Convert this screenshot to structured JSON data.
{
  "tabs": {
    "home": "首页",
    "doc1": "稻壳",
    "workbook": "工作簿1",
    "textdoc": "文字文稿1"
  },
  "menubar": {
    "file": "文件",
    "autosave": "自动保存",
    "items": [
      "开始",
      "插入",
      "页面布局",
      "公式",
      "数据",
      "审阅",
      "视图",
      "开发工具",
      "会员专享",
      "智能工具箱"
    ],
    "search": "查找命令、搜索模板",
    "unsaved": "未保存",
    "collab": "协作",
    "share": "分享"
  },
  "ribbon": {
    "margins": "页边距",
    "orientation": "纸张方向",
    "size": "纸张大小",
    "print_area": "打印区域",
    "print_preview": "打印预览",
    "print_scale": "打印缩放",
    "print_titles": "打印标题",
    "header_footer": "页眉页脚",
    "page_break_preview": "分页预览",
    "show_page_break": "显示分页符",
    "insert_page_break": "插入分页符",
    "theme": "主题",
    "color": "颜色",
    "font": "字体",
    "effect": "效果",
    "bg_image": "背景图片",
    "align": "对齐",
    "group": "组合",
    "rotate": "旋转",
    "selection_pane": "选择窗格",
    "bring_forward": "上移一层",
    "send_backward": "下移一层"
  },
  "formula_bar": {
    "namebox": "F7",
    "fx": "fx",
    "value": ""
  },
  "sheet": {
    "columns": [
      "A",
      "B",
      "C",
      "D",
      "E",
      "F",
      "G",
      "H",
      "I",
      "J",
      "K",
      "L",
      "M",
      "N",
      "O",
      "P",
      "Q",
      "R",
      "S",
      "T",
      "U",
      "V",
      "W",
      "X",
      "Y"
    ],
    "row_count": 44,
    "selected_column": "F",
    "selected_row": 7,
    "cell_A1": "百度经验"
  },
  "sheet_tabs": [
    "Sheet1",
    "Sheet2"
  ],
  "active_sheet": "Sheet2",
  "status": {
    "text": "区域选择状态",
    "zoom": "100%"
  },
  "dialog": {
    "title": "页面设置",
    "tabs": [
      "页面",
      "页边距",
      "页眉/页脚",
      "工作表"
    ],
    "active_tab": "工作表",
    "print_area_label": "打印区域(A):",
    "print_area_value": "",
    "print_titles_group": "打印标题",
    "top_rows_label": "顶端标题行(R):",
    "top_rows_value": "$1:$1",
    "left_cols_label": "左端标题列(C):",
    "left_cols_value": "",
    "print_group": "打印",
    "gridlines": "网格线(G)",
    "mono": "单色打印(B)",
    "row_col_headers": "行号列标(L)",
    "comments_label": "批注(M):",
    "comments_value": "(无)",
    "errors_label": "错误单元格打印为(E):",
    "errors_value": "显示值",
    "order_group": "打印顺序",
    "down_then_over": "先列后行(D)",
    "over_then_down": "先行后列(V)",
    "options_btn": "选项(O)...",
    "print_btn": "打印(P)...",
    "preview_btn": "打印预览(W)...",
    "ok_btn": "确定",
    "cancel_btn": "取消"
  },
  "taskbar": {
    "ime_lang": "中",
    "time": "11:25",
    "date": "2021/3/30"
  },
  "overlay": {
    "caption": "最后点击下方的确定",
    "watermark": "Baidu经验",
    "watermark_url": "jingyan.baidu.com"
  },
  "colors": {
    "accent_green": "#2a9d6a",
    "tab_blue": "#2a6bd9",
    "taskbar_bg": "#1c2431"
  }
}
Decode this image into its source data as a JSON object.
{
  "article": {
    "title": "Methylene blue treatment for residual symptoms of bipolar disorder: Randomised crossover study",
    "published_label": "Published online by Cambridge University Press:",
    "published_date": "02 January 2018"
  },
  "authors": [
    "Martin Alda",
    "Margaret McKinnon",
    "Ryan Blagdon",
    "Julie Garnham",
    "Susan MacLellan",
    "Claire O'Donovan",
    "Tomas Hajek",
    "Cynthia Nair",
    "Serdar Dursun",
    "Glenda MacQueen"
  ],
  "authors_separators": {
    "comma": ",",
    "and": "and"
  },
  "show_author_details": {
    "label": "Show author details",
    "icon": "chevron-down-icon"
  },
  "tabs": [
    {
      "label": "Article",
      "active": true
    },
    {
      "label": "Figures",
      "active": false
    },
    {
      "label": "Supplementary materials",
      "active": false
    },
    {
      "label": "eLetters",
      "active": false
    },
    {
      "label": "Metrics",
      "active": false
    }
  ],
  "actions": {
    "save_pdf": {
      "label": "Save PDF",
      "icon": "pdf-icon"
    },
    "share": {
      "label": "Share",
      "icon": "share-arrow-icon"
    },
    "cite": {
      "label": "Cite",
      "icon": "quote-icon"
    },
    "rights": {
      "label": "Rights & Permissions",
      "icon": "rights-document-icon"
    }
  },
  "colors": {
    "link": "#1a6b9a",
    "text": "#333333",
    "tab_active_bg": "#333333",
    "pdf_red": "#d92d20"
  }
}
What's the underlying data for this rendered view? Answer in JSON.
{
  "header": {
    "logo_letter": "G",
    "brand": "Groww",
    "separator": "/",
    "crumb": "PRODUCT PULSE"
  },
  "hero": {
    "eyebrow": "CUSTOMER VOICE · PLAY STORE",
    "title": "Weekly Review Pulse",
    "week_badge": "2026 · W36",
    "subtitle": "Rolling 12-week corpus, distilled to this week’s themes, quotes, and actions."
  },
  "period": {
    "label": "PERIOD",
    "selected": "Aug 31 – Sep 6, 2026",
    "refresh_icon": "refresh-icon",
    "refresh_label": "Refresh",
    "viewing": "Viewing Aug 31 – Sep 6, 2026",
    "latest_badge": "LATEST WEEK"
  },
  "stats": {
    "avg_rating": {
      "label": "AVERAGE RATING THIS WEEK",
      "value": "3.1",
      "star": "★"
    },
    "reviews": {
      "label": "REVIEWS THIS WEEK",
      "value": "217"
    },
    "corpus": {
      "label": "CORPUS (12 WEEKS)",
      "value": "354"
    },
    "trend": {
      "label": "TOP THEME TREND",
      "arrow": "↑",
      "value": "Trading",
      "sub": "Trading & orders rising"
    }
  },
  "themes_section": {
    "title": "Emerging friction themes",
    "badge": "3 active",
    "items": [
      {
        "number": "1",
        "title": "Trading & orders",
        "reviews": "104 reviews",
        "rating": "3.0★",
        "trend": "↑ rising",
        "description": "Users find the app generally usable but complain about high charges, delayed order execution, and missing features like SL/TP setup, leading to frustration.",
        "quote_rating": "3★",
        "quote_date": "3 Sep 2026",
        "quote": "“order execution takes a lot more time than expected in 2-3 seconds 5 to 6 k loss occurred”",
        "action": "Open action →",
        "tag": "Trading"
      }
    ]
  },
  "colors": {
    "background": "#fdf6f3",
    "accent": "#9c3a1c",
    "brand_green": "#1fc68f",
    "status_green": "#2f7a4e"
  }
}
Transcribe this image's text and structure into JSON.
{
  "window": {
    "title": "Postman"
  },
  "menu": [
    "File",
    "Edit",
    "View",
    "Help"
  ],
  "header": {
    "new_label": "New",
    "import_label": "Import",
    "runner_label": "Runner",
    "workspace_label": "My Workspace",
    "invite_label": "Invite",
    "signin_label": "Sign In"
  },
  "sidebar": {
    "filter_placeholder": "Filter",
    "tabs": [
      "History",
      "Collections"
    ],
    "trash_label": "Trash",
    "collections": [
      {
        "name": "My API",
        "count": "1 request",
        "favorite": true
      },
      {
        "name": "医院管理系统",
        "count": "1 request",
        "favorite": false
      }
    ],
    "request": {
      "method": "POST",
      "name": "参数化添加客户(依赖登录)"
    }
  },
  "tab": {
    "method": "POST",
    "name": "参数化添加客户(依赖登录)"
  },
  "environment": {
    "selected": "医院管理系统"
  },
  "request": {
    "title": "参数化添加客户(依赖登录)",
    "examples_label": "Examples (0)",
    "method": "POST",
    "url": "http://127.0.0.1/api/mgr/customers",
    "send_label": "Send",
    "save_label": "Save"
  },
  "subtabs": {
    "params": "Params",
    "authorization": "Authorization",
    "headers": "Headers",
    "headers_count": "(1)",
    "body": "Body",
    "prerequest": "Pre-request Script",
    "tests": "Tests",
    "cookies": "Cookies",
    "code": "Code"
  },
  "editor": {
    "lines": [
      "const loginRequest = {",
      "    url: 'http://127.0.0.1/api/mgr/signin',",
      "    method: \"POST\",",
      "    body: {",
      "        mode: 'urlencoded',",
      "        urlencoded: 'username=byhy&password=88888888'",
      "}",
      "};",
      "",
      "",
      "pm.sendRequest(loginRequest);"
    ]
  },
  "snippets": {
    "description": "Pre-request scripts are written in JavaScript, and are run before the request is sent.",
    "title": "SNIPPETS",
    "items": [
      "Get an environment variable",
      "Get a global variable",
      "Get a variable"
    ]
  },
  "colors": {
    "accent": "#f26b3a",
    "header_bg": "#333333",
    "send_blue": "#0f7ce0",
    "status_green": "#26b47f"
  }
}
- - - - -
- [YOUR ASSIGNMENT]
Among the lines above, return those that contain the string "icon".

- [RESPONSE]
    "icon": "chevron-down-icon"
      "icon": "pdf-icon"
      "icon": "share-arrow-icon"
      "icon": "quote-icon"
      "icon": "rights-document-icon"
    "refresh_icon": "refresh-icon",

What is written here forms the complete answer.